At that time, there was some enthusiasm regarding trade negotiations that were going on at the time. “We thought that, for the first time ever, we were going to have a round of trade negotiations that would be sympathetic to the developing world,” the President said.


The President said that since the 1940s, in all of the negotiations that took place in the General Agreement on Tariffs and Trade (GATT) and in the World Trade Organisation, most of them served the interests of the developed world. They focused largely on industrial goods and cutting tariffs on industrial goods. We thought that, for the first time, this round would be our round. In fact it was branded the Doha Development Round. But what has happened since? Negotiations have stalled and I think that they have stalled largely because the industrialised world is still unprepared to take those decisions that would lead to greater prosperity in the developing world,” President Jagdeo said.


He spoke of the subsidy to agriculture in the developed world being in the region of US$300 billion. “But whilst we get lectured about not violating the flow of the market, there is a huge movement to preserve these subsidies, and subsidies were an important part of those trade negotiations,” he said. “In the Caribbean itself, we have seen not only a stalling of the WTO negotiations but the negotiations of a new agreement which changed decades-old trade arrangements with Europe that were based on non-reciprocity. They have now been changed to a reciprocal trade agreement through the Economic Partnership Agreement. This has signalled an end to the period in which we will have preferential markets,” he said.
Even the negotiations ongoing with Canada in the region seem to be on the basis of reciprocity, President Jagdeo said.
The President decried what he referred to as the arrogance displayed by the International Financial Institutions about six years ago. He said that they gave the impression that they had the answer to everything and that they can give advice to every country which would result in that country’s prosperity.
“There has been a shattering of that confidence now because the global financial crisis caught everyone flat-footed and what we have today is not just one of the worst economic crises since the 1930s, but with very little hope of it changing anytime in the near future.
In fact, with the latest round of instability in Europe, it may worsen,” he said. “And this is the environment in which we will have to trade,” he said. The President explained that to counter high prices, the countries in crisis will lower their demand for products from the region, and despite how competitive Guyana eventually becomes, it means nothing without buyers for Guyana’s goods, since the local market is too small to be effective.

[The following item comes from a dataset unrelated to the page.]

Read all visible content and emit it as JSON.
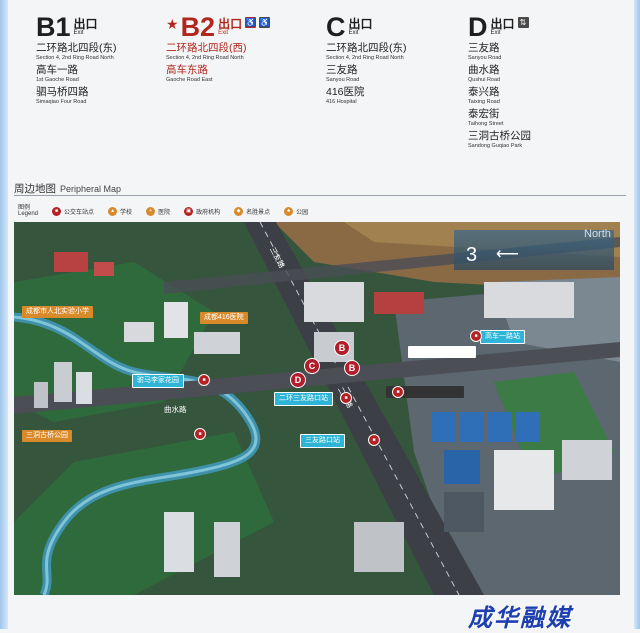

“We still have a global situation where demand has shrunk in the developed world, the markets are very volatile, we have so much money pumped into economies to avert crises that it would take a long time to work out the inflationary expectations that this may bring. So whatever strategy we build for the future will have to take into consideration these changes at the global level,” the President said.

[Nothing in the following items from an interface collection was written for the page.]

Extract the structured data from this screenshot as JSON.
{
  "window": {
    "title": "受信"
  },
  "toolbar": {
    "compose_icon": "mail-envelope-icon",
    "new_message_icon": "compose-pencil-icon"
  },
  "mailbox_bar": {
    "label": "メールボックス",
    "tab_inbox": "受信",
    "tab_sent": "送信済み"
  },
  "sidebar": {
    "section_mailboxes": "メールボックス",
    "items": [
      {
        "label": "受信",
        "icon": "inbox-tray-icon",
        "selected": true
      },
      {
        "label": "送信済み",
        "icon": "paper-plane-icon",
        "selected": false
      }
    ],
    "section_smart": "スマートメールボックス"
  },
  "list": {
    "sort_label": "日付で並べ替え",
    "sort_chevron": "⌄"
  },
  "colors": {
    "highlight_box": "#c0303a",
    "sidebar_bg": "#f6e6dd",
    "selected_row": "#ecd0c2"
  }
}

With the impact of the crises on developing countries very real, the President said Government is committed to ensuring the country’s economy is managed responsibly. He said that, in terms of fiscal and monetary management, there has been tremendous progress in Guyana. “A lot of work has been done in strengthening the management capability of the agencies that are responsible for the management of our financial affairs,” he said, adding that these changes are lost on some media houses.
“We made it clear from the beginning that we wanted to send a strong signal to the private sector that the state will manage its resources well,” he said. “It is because we made it a priority that today our macro-economic environment is stable,” he said.

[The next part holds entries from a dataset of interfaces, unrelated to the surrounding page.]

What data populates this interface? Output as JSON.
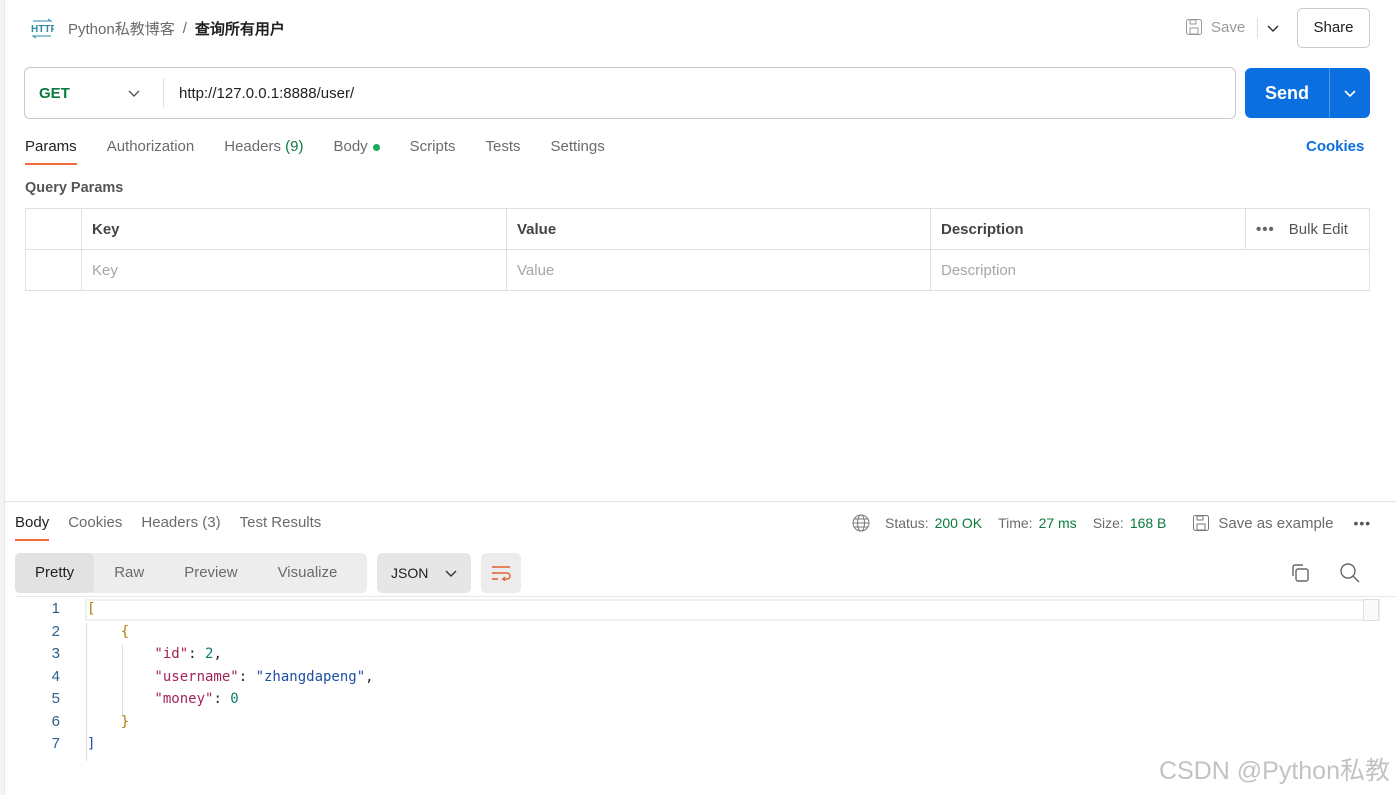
{
  "header": {
    "workspace": "Python私教博客",
    "separator": "/",
    "request_name": "查询所有用户",
    "save_label": "Save",
    "share_label": "Share"
  },
  "request": {
    "method": "GET",
    "url": "http://127.0.0.1:8888/user/",
    "send_label": "Send"
  },
  "tabs": [
    {
      "label": "Params"
    },
    {
      "label": "Authorization"
    },
    {
      "label": "Headers",
      "count": "(9)"
    },
    {
      "label": "Body"
    },
    {
      "label": "Scripts"
    },
    {
      "label": "Tests"
    },
    {
      "label": "Settings"
    }
  ],
  "cookies_label": "Cookies",
  "query_params": {
    "title": "Query Params",
    "columns": [
      "Key",
      "Value",
      "Description"
    ],
    "bulk_edit": "Bulk Edit",
    "placeholders": [
      "Key",
      "Value",
      "Description"
    ]
  },
  "response": {
    "tabs": [
      {
        "label": "Body"
      },
      {
        "label": "Cookies"
      },
      {
        "label": "Headers (3)"
      },
      {
        "label": "Test Results"
      }
    ],
    "status_label": "Status:",
    "status": "200 OK",
    "time_label": "Time:",
    "time": "27 ms",
    "size_label": "Size:",
    "size": "168 B",
    "save_example": "Save as example",
    "views": [
      "Pretty",
      "Raw",
      "Preview",
      "Visualize"
    ],
    "format": "JSON",
    "lines": [
      [
        {
          "t": "[",
          "c": "b"
        }
      ],
      [
        {
          "t": "    {",
          "c": "b"
        }
      ],
      [
        {
          "t": "        \"id\"",
          "c": "k"
        },
        {
          "t": ": ",
          "c": "p"
        },
        {
          "t": "2",
          "c": "n"
        },
        {
          "t": ",",
          "c": "p"
        }
      ],
      [
        {
          "t": "        \"username\"",
          "c": "k"
        },
        {
          "t": ": ",
          "c": "p"
        },
        {
          "t": "\"zhangdapeng\"",
          "c": "s"
        },
        {
          "t": ",",
          "c": "p"
        }
      ],
      [
        {
          "t": "        \"money\"",
          "c": "k"
        },
        {
          "t": ": ",
          "c": "p"
        },
        {
          "t": "0",
          "c": "n"
        }
      ],
      [
        {
          "t": "    }",
          "c": "b"
        }
      ],
      [
        {
          "t": "]",
          "c": "s"
        }
      ]
    ]
  },
  "watermark": "CSDN @Python私教",
  "colors": {
    "accent": "#0b6fe0",
    "status_green": "#0b7a3e",
    "tab_underline": "#f26b3a"
  }
}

The President said it is a testimony to the confidence in the investment climate that two months before elections the people are busy investing. “They have confidence that our politics have matured, that we have moved beyond zero sum game, that our elections will come and we will have a new president and things will continue to go on. And that is the way that it should be,” he said.